What you might have missed: April 10-12
April 13, 2015 at 7:36 a.m.
Updated April 13, 2015 at 7:36 a.m.
LeTourneau University students and staff Saturday joined the Mathilde Mukantabana, the Rwandan ambassador to the United States for a walk to remember a Rwandan genocide. A shootout at a historical local bank robbery came back to life. More layoffs at oilfield services companies leave workers wondering what's next. Reports showed how much donors had contributed to candidates' campaigns in the race to be Longview's next mayor. Did you tune out this weekend? If so, here's some of what you missed in East Texas.
Hope after Rwandan genocide
LeTourneau University is a long way from Rwanda, but on Saturday that didn't stop about 150 students there joined Rwandan classmate for the Walk to Remember 100 days of genocide that began 21 years ago this month.
Mathilde Mukantabana, the Rwandan ambassador to the United States, was on hand for the event.
Dalton Days comes alive
The May 23, 1894 shootout after the holdup of the First National Bank in Longview came alive again Saturday during the Dalton Days re-enactment at the Longview Rodeo Arena.
"I think Dalton Days is important to Longview," said Lindsay Loy, executive director of the Gregg County Historical Museum, which benefits from the annual Wild West show.
"It's one of the significant historical things that happened here. And it's a great chance for families to come out and learn about the museum and all the great things we have in Longview."
East Texas oil job losses continue
Gaylen Mapes and coworkers at TForce Energy Services in Kilgore were called to a meeting room recently and told the office would be shutting down.
That was it. They were out of work.

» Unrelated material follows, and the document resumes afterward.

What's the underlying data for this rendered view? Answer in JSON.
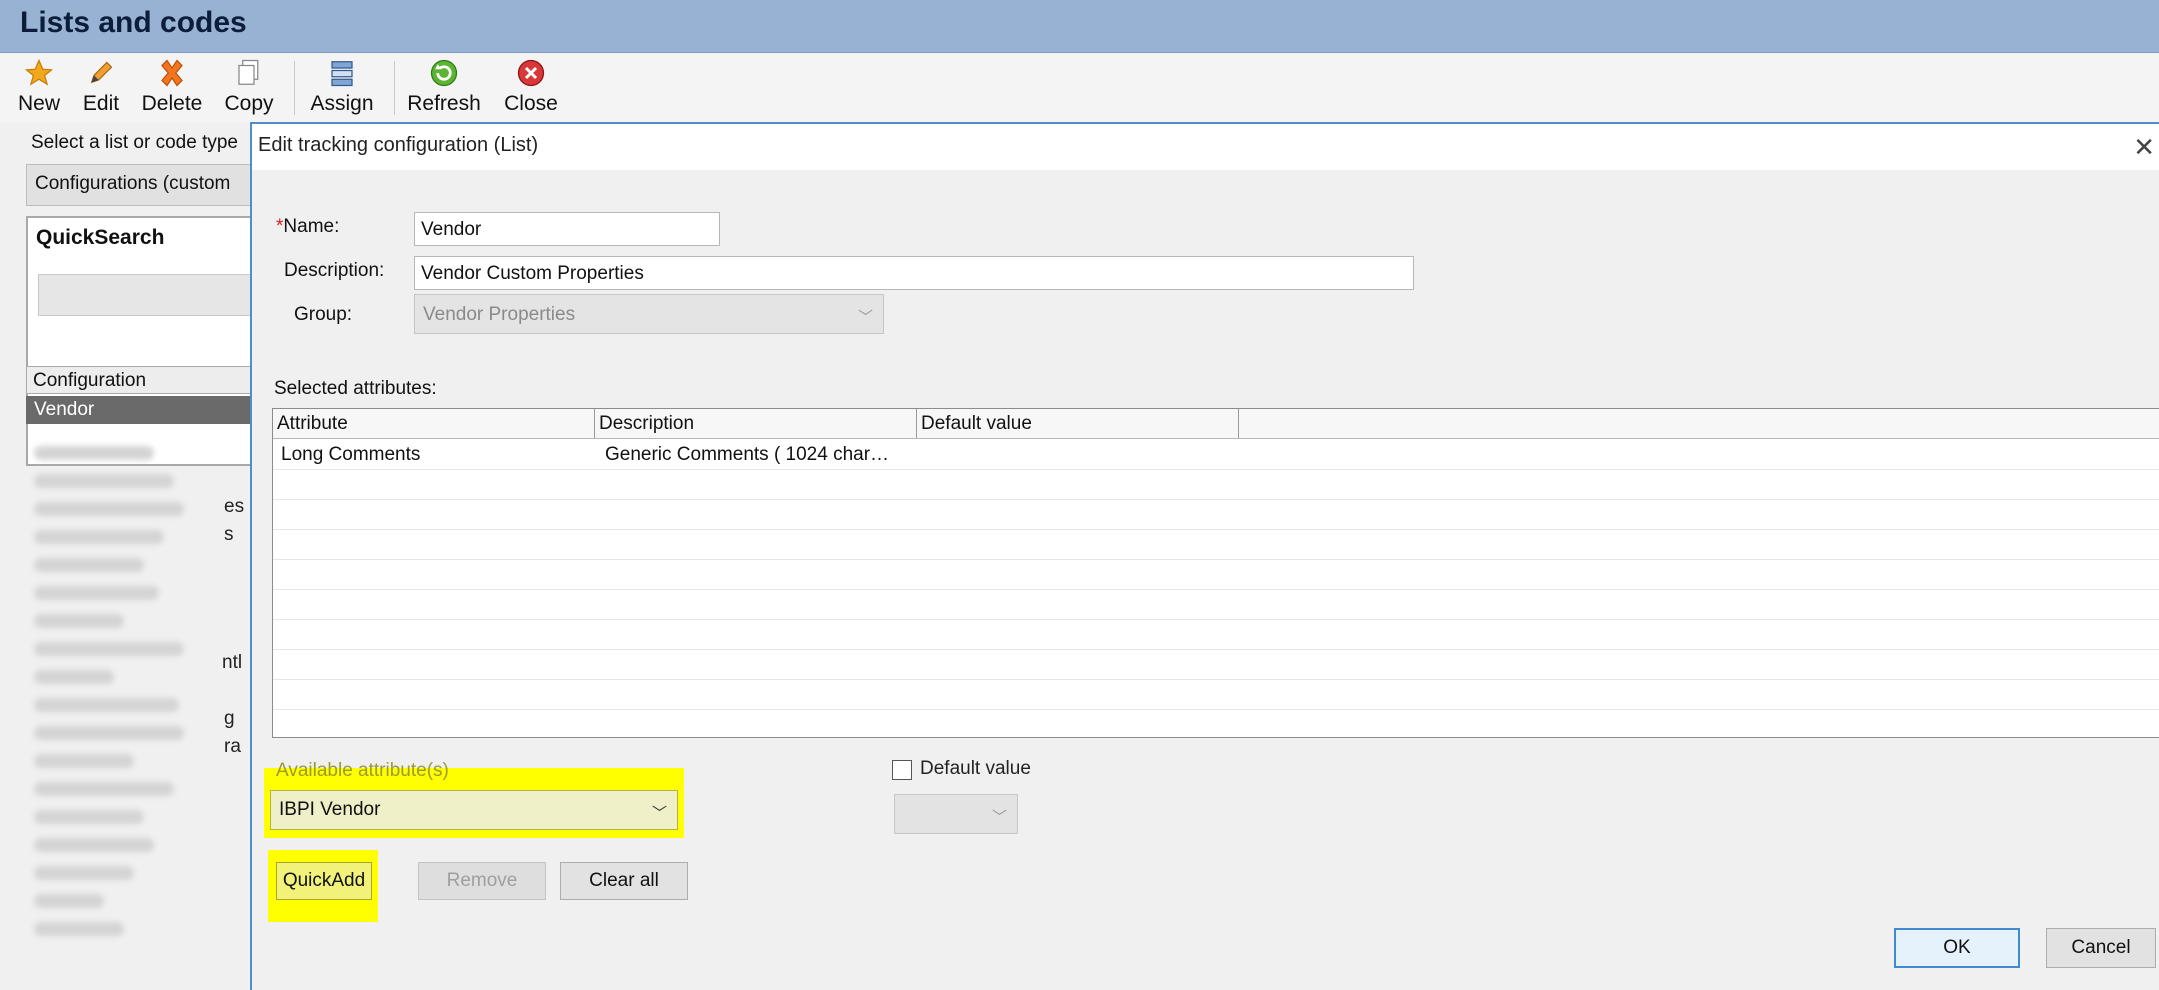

And it's just the most recent in a string of cutbacks, layoffs and closures in East Texas related to the oilfield industry.
"Right now the oil and gas industry, man, it is bad," Mapes said. "With all the people out of work in the oilfield right now, you aren't going to find nothing."
How much have the mayor candidates raised?
Richard Yeakley on Saturday took a look at the campaign finance reports for the candidates to become Longview's next mayor.
Together, G. Floyd, Andy Mack and Richard Manley have raised and spent about $65,000 in their collective bids as of April 9, the reports showed.
G. Floyd reported raising and spending $100. Mack brought in $30,350 and spent about $29,563 to fund the first half of his campaign. Manley took in $38,744 in contributions and spent about $36,332, according to his report. Here's a look at the contributions:
Edible Art adding retail shop
If you're a fan of the splendidly decorated sweets from Edible Art on South Street, you're in luck. Debbie Fontaine will add a retail shop to her her Edible Art Specialty Cakes and Cookies within the next few months.
Jo Lee Ferguson has more sweet information about the development in her weekly Business Beat column.